Saturday, 4 December 2010

The Soil Association urges use of sewage fertiliser on land

THE country's leading organic organisation has called for human sewage to be used on farmland as a fertiliser.

It is a shame that The Soil Association does not look further into the experiences of the use of sewage sludge in the US.

Sewage sludge is the necessarily hazardous by-product of the treating of wastewater by the Water Companies and the big problem is what to do with it.

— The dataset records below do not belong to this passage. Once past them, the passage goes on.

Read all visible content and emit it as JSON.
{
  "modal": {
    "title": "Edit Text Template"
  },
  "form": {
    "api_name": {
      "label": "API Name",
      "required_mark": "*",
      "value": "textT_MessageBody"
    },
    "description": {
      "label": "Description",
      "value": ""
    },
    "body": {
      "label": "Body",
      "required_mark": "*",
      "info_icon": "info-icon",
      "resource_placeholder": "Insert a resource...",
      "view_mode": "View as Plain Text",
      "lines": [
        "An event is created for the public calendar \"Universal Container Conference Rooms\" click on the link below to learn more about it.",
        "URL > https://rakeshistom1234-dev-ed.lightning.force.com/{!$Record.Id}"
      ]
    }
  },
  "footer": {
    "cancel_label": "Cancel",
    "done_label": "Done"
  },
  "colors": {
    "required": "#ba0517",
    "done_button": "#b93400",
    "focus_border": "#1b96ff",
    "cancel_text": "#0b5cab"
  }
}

Wastewater brings to sewage treatment plants all the wastes sent into the sewers from drains and toilets: industrial wastes, hospital wastes, commercial wastes, “human waste”, stormwater runoff, and every other kind of hazardous, toxic, and biological waste material produced in a municipality and carried away from its source via the sewer. Whatever toxins, hazardous materials, and other pollutants happen to be removed from the wastewater in the process of wastewater treatment, and that are concentrated in the sludge, will remain in the sludge. Nothing in the treatment of sewage “treats” e.g., detoxifies sludge. This is as true of the toxins - organic and inorganic - as it is of the pathogenic viruses and bacteria.

The word “Biosolids” is now being used a 'nice' word for sewage sludge by the water industry. It is a made up euphemism for sewage sludge that has no scientific basis. However, it has been adopted by the waste industry and the waste generators, and it can be found in place of the actual word, sludge, throughout their marketing materials and literature.

The Environmental Protection Agency has promoted the “land application” of sewage sludge in the US since 1993 as the preferred method for municipal sludge disposal. Millions of tons of hazardous sewage sludge have subsequently been spread on farmland, school yards, and parks in the United States, and many people living near sludged agricultural sites and many farm animals fed on sludged silage and hay have been made very sick.

In February 2008, the McElmurrays, diary farmers from Georgia, received an order and judgment issued by Federal Judge Anthony Alaimo of the 11th Circuit Court. The order addresses and confirms that there have been decades of deceit by the EPA and finds against the USDA and the EPA. It acknowledges that the sludge applications on the McElmurrays’ farm were responsible for killing hundreds of diary cattle and contaminating the milk supplies in several states. In the ruling, Judge Alaimo said, “Senior EPA officials took extraordinary steps to quash scientific dissent and any questioning of EPA’s biosolids program.” (United States District Court Southern District of Georgia, McElmurray v. U.S. Department of Agriculture, Case 1:05-cv-00159-AAAWLB Document 67, Filed 02/25/2008.)

In addition to toxic metals, pathogenic viruses and bacteria, hazardous materials in sludge include: endocrine disruptors like brominated flame retardants (PBDEs, which are a lot like PCBs), phthalates like DEHP (a reproductive and developmental toxin), persistent and toxic ingredients in personal care products (e.g., triclosan and galaxolide)hormones and pharmaceuticals.

A 2009 EPA study “Targeted National Sewage Sludge Survey” concluded that all sewage sludge contains toxic and hazardous materials, including large numbers of endocrine disruptors. For a list of peer-reviewed, technical papers documenting hazardous materials in sewage sludge, see

The sole job of wastewater treatment is to reduce pollution in the effluent (the treated wastewater that leaves the plant): there is no treatment or “detoxification” of any hazardous or toxic material in the sludge.
It is claimed that some industrial wastewater discharges are “pretreated” before they go down the drain. Does “pretreatment” mean that none of the “pretreated” hazardous or toxic wastes go down the drain? - NO. “Pretreatment” means only that the concentrations of the limited number of hazardous materials covered by this program may have been lowered in the wastewater. The QUANTITY and TOXICITY of hazardous materials will remain unchanged. As anyone who has worked in the field of environmental protection for decades knows, the amount—not the concentrations—of hazardous or toxic material is the accurate measure of pollution in the environment.